Shaughn concluded that “the time has come for action not words; the time has come for us to look forward to the future not the past; the time has come for us to be able to ensure that the Australian dairy industry is sustainable in the future for those in the industry but also for customers of fresh nutritious milk and dairy produce, and those who want to buy Australian milk and dairy produce.”

The Draft Terms of Reference, as proposed by The Nationals candidate Trevor Hicks, may be found below.


The Australian dairy industry both nationally and internationally has encountered market failure since de-regulation in 2000. This is been illustrated by the decision of the major supermarkets to impose dollar a litre for private label milk in 2011. It was not until 2018 that there was any change in the price for this produce. Dairy farming enterprises have encountered severe financial hardships and found it difficult to remain profitable as the farm gate price continues to be below the cost of production. In more recent times this has been illustrated by the collapse of the export market, collapse of the dairy co-op Murray Goulburn in 2016 as we’ll as the declining number dairy farming enterprises in Australia.


A review of the dairy value chain and the way in which the stakeholders (Supermarkets/processors/dairy farming enterprises) interact with one another in commercial and business arrangements.

Review the current market failure that has resulted from the deregulation of the dairy industry in 2000 and the ongoing market failure that the industry is continuing to experience with the collapse of the export and domestic markets.
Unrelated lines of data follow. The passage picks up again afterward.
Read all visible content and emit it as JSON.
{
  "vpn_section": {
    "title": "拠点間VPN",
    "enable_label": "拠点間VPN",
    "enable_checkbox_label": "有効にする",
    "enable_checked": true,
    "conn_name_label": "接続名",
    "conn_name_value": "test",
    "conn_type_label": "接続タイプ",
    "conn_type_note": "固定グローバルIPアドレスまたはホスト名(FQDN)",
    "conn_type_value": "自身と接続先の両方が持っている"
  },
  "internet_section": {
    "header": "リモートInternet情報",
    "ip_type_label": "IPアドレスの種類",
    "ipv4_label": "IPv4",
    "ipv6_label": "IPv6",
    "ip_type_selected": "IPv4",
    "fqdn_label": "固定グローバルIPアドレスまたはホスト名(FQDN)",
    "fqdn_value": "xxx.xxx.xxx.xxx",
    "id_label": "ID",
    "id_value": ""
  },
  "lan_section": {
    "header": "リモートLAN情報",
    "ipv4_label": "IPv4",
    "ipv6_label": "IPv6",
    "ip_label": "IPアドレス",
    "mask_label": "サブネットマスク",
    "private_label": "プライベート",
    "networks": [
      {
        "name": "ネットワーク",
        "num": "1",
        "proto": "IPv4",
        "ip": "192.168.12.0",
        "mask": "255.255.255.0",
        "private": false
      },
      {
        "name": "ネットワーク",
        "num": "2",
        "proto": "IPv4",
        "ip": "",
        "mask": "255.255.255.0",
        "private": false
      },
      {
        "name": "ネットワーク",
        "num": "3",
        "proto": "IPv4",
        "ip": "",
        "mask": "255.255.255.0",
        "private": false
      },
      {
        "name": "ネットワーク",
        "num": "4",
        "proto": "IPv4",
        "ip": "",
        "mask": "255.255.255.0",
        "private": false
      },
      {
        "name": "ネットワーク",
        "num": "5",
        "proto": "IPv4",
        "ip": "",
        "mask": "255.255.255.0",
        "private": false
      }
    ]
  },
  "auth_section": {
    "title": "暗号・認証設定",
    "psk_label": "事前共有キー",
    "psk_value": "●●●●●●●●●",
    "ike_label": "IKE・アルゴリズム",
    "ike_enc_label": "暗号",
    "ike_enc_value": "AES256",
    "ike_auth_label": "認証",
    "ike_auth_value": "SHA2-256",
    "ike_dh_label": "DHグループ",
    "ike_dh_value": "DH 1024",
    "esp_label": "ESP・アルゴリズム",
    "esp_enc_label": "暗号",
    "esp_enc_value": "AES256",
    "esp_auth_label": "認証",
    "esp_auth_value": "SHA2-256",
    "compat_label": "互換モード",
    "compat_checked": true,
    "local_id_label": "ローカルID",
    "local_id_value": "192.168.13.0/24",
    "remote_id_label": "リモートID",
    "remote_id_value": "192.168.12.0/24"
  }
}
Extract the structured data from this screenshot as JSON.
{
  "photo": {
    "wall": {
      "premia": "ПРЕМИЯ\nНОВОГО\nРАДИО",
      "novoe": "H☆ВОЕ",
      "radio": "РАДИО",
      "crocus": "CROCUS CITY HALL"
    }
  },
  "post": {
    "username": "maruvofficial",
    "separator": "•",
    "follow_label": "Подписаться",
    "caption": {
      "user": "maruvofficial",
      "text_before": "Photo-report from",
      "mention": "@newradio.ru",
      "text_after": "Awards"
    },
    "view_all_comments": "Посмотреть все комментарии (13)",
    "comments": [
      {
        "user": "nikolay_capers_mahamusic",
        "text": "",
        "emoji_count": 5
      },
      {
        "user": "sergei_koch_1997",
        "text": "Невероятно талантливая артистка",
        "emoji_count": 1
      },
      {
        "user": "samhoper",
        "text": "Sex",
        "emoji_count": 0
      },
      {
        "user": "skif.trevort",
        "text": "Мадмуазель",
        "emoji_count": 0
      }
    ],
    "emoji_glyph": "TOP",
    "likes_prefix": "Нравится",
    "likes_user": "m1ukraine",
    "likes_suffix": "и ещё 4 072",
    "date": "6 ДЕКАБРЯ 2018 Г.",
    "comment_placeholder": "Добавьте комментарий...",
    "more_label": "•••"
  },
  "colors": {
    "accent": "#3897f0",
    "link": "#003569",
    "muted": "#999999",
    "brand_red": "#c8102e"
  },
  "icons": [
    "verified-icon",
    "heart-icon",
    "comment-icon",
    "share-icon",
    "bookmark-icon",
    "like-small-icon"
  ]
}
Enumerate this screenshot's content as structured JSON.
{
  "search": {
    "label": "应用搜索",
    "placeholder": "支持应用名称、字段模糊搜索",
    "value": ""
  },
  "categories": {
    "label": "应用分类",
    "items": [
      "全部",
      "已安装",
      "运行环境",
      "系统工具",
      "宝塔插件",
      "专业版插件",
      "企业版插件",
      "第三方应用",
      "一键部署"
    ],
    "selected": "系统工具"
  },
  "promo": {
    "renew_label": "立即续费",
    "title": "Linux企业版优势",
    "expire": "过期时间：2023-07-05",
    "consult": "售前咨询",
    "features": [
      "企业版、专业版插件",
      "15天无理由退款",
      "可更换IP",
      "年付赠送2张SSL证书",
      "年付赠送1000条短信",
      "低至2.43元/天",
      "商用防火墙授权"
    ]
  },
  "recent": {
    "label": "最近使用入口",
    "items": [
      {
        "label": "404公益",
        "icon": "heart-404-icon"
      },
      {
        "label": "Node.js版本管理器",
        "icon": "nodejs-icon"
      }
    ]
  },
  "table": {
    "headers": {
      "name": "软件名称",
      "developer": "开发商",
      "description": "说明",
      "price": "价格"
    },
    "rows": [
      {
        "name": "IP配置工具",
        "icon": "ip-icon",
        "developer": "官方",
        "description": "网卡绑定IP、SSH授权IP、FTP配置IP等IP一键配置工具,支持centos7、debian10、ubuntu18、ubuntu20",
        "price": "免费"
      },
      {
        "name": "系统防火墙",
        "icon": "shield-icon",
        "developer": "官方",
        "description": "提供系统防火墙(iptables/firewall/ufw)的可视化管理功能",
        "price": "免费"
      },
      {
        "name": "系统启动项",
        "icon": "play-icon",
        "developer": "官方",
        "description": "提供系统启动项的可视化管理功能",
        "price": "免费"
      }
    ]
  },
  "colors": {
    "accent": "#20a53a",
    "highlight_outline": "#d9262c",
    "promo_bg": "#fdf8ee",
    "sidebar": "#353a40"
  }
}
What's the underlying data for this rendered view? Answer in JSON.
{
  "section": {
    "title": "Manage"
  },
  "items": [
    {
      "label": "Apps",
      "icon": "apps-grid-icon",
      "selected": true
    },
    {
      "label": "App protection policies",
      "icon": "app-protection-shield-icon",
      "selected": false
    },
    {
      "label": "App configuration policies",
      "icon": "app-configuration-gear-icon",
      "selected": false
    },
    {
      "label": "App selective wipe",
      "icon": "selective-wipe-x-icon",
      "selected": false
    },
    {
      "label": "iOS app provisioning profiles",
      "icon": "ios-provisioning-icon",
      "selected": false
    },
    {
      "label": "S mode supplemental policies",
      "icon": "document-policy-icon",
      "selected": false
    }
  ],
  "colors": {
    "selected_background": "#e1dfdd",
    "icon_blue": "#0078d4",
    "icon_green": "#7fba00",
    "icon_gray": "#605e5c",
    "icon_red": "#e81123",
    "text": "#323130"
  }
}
A review of the prices/costs for dairy cabinet produce including fresh milk by the major supermarket chains, especially as to market share, import costs undercutting Australian dairy produce.This is illustrated by the low farm gate price that is paid to dairy farmers for their produce, particularly given the high price points (and profits) that supermarkets obtain and their relationship to their customer (purchaser) and processor (supplier) for the dairy produce/milk.

Review of 'truth in labelling’, with reference to imported dairy produce (e.g. cheese) being marketed as ‘Australian produce’ and the resulting impact upon the Australian domestic market.
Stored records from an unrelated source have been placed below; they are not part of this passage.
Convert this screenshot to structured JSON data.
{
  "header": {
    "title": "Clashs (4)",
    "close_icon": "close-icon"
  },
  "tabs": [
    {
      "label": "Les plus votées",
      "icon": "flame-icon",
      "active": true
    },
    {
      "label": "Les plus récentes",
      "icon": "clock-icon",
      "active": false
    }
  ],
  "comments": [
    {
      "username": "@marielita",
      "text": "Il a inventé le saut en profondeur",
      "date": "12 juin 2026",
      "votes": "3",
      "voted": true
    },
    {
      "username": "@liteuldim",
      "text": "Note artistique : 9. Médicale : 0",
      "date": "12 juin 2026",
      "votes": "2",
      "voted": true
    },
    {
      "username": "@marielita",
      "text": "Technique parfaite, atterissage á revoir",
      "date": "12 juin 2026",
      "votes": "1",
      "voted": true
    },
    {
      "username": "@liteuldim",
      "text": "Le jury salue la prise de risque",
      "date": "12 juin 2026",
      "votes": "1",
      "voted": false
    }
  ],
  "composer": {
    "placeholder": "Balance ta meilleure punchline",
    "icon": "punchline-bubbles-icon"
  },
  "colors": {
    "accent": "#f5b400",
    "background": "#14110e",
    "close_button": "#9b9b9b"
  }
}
Review the powers that the ACCC with respect to organisations within the value chain, ranging from supermarkets, (as currently regulated by the food & grocery code) as well as processors and dairy farmers (currently regulated by the mandatory code) and the lack of good faith between the parties and the unfair bargaining power by certain parties within the dairy value chain.

Review the business efficiency of dairy farmers and support that could be obtained to ensure the viability and sustainability into the future.

Review the effectiveness of Dairy Australia’s programs on delivering a return on the investment from the farmer ‘s levy contributions, in particular the RD&E and marketing Programs and review alternatives to the current RD&E model.

Review the good faith, efficiency and effectiveness of industry advocacy by the national and state dairy farmer representative organisations and their relationship with other members within the dairy value-chain.

Review current water management practices at both a state and federal level including the Murray Darling Basin Plan, which are directly (e.g. dairy farms within the Basin area) and indirectly (e.g.: dairy farmers who purchase fodder from within the Basin to supplement feed livestock) impacting on dairy farmers.”